It is what they do with their failure.
Do you learn from it? Or do you beat yourself up to the point where you never want to try again?
Successful people learn from their failures. And then they go for it again, equipped with more information that will help them succeed the second or the third or the fourth time.
Here's the short story of a recent epic failure:
Last week, we launched our brand new Client Attraction Mastery Home Study Course. And by our standards, it bombed. We've made over 10 Million Dollars in program sales over the years, so in our minds there is no reason we should have failed.
(And by failed, we mean that our results were 5% of what we projected.) Ouch!
It's been especially painful because Sharla poured her heart and soul into this Home Study Course. It's been her main project for the last several months.
Have you ever created something amazing and then felt so deflated when it wasn't received by the person/people you really wanted to share it with?
Nearly everything in this launch that could go wrong went wrong. There were about five major breakdowns, but the biggest breakdown happened during our webinar.
Our server couldn't handle the volume of people who were trying to get on the call and our participants were getting blocked from getting on the webinar and bumped off the webinar.
In the middle of our webinar, Sharla was furiously texting our team, but her texts were not going through... which distracted me so I was having a hard time forming congruent sentences and probably repeating myself... did I mention I was repeating myself a lot?
Even though we've led over 1,000 events and teleseminars, I STILL have a hard time concentrating when there are major distractions.
So here's what we learned:
1. Don't change everything at the last minute
Two days before the teleseminar, Sharla decided it would be more powerful to do this teleseminar as a webinar. She signed up for a new webinar service and promptly created about 90 powerpoint slides for the presentation. Our team scrambled to make the webinar happen, which led to our mistake of not having enough space on our server to handle the volume of people.

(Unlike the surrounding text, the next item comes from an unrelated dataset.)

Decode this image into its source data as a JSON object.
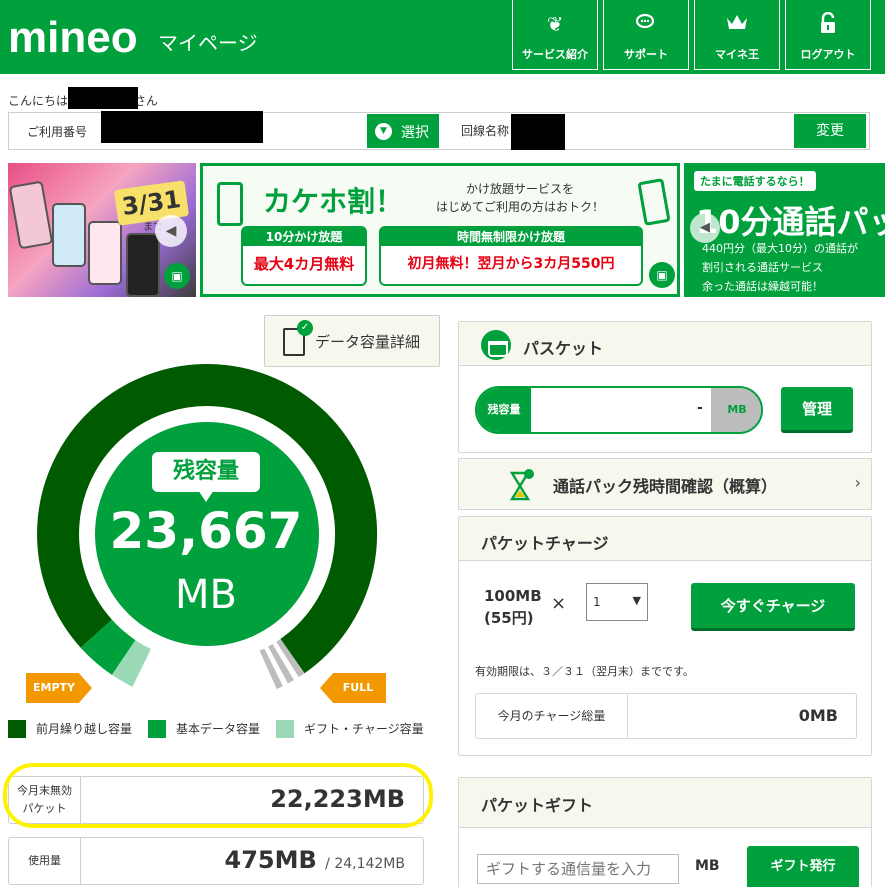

2. Be authentic about your breakdowns more quickly
When the breakdown with our server happened we didn't mention it until we had already lost our flow. Sharing the breakdown immediately would have allowed us to come up with a solution more quickly.
3. Take your launch as seriously as your content
Sharla took several months to make our Home Study Course impeccable. But we didn't put nearly the same amount of time, energy or attention to detail into the launch of the program.
We thought our passion would be enough and that the value would shine through. If we had it to do over again, I would have taken about five additional hours to go through our webinar notes to make sure the webinar was concise and highly valuable and that the offer was crisp and clear.
Bonus lesson: Never do a launch when Mercury is in retrograde. 🙂
We'd love to read your comments below... and if you've had an epic failure, we'd love to hear about it and what you learned from it.